- **Work to be completed**
The answer is to be the full listing, unchanged in every line.

- **Extracted data**
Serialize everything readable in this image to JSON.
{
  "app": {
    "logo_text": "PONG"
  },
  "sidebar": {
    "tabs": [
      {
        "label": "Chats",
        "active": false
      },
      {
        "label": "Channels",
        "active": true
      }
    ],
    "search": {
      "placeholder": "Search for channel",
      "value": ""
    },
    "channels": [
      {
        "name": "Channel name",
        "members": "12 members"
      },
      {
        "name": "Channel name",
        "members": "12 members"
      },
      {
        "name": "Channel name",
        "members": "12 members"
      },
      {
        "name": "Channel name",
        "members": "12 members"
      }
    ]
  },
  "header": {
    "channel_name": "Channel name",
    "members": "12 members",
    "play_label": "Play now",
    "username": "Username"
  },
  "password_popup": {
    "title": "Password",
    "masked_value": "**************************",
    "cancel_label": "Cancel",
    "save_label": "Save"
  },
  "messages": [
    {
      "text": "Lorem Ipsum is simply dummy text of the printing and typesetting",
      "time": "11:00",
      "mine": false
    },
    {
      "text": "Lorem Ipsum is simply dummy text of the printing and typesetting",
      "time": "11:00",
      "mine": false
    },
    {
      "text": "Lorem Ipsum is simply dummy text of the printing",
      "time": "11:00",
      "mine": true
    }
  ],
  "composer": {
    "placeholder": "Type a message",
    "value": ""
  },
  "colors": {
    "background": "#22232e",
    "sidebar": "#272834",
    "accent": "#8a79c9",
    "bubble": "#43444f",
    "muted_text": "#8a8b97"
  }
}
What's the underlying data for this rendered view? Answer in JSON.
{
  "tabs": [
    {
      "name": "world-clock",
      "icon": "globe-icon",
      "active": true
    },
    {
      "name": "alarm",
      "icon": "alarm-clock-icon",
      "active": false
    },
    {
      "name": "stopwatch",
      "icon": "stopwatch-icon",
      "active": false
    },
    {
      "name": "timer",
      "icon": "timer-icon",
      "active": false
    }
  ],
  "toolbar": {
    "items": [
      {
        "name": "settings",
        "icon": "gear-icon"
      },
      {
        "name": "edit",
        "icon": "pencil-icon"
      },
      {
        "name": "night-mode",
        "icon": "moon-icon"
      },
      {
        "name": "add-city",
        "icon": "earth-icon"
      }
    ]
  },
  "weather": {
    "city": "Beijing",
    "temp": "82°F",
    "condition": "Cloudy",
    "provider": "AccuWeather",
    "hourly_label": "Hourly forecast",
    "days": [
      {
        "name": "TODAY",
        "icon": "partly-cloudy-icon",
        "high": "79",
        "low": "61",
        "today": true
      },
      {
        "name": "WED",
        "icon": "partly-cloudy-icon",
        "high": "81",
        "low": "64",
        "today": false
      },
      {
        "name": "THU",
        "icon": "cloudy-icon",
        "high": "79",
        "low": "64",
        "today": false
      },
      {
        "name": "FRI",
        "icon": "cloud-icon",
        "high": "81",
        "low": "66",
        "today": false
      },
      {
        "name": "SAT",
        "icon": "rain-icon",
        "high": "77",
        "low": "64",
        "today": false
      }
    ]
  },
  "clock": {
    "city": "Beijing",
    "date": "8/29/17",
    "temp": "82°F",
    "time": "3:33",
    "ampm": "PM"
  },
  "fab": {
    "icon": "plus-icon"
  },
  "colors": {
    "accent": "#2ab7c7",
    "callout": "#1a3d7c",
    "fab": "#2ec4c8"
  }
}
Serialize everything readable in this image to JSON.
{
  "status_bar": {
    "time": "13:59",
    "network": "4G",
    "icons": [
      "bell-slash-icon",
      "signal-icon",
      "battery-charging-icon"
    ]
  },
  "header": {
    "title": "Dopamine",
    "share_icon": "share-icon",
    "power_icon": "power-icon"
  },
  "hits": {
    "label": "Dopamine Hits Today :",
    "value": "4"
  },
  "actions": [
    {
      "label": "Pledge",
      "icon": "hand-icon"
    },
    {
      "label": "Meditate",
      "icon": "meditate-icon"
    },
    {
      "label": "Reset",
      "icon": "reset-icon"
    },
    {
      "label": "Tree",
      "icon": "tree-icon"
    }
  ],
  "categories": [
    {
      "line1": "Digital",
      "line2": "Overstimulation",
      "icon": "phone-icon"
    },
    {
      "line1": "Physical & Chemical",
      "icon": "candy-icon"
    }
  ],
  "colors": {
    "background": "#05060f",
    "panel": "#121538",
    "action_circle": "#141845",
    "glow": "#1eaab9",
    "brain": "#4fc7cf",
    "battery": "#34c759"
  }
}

- **Reply to the task**
Serialize everything readable in this image to JSON.
{
  "app": {
    "logo_text": "PONG"
  },
  "sidebar": {
    "tabs": [
      {
        "label": "Chats",
        "active": false
      },
      {
        "label": "Channels",
        "active": true
      }
    ],
    "search": {
      "placeholder": "Search for channel",
      "value": ""
    },
    "channels": [
      {
        "name": "Channel name",
        "members": "12 members"
      },
      {
        "name": "Channel name",
        "members": "12 members"
      },
      {
        "name": "Channel name",
        "members": "12 members"
      },
      {
        "name": "Channel name",
        "members": "12 members"
      }
    ]
  },
  "header": {
    "channel_name": "Channel name",
    "members": "12 members",
    "play_label": "Play now",
    "username": "Username"
  },
  "password_popup": {
    "title": "Password",
    "masked_value": "**************************",
    "cancel_label": "Cancel",
    "save_label": "Save"
  },
  "messages": [
    {
      "text": "Lorem Ipsum is simply dummy text of the printing and typesetting",
      "time": "11:00",
      "mine": false
    },
    {
      "text": "Lorem Ipsum is simply dummy text of the printing and typesetting",
      "time": "11:00",
      "mine": false
    },
    {
      "text": "Lorem Ipsum is simply dummy text of the printing",
      "time": "11:00",
      "mine": true
    }
  ],
  "composer": {
    "placeholder": "Type a message",
    "value": ""
  },
  "colors": {
    "background": "#22232e",
    "sidebar": "#272834",
    "accent": "#8a79c9",
    "bubble": "#43444f",
    "muted_text": "#8a8b97"
  }
}
What's the underlying data for this rendered view? Answer in JSON.
{
  "tabs": [
    {
      "name": "world-clock",
      "icon": "globe-icon",
      "active": true
    },
    {
      "name": "alarm",
      "icon": "alarm-clock-icon",
      "active": false
    },
    {
      "name": "stopwatch",
      "icon": "stopwatch-icon",
      "active": false
    },
    {
      "name": "timer",
      "icon": "timer-icon",
      "active": false
    }
  ],
  "toolbar": {
    "items": [
      {
        "name": "settings",
        "icon": "gear-icon"
      },
      {
        "name": "edit",
        "icon": "pencil-icon"
      },
      {
        "name": "night-mode",
        "icon": "moon-icon"
      },
      {
        "name": "add-city",
        "icon": "earth-icon"
      }
    ]
  },
  "weather": {
    "city": "Beijing",
    "temp": "82°F",
    "condition": "Cloudy",
    "provider": "AccuWeather",
    "hourly_label": "Hourly forecast",
    "days": [
      {
        "name": "TODAY",
        "icon": "partly-cloudy-icon",
        "high": "79",
        "low": "61",
        "today": true
      },
      {
        "name": "WED",
        "icon": "partly-cloudy-icon",
        "high": "81",
        "low": "64",
        "today": false
      },
      {
        "name": "THU",
        "icon": "cloudy-icon",
        "high": "79",
        "low": "64",
        "today": false
      },
      {
        "name": "FRI",
        "icon": "cloud-icon",
        "high": "81",
        "low": "66",
        "today": false
      },
      {
        "name": "SAT",
        "icon": "rain-icon",
        "high": "77",
        "low": "64",
        "today": false
      }
    ]
  },
  "clock": {
    "city": "Beijing",
    "date": "8/29/17",
    "temp": "82°F",
    "time": "3:33",
    "ampm": "PM"
  },
  "fab": {
    "icon": "plus-icon"
  },
  "colors": {
    "accent": "#2ab7c7",
    "callout": "#1a3d7c",
    "fab": "#2ec4c8"
  }
}
Serialize everything readable in this image to JSON.
{
  "status_bar": {
    "time": "13:59",
    "network": "4G",
    "icons": [
      "bell-slash-icon",
      "signal-icon",
      "battery-charging-icon"
    ]
  },
  "header": {
    "title": "Dopamine",
    "share_icon": "share-icon",
    "power_icon": "power-icon"
  },
  "hits": {
    "label": "Dopamine Hits Today :",
    "value": "4"
  },
  "actions": [
    {
      "label": "Pledge",
      "icon": "hand-icon"
    },
    {
      "label": "Meditate",
      "icon": "meditate-icon"
    },
    {
      "label": "Reset",
      "icon": "reset-icon"
    },
    {
      "label": "Tree",
      "icon": "tree-icon"
    }
  ],
  "categories": [
    {
      "line1": "Digital",
      "line2": "Overstimulation",
      "icon": "phone-icon"
    },
    {
      "line1": "Physical & Chemical",
      "icon": "candy-icon"
    }
  ],
  "colors": {
    "background": "#05060f",
    "panel": "#121538",
    "action_circle": "#141845",
    "glow": "#1eaab9",
    "brain": "#4fc7cf",
    "battery": "#34c759"
  }
}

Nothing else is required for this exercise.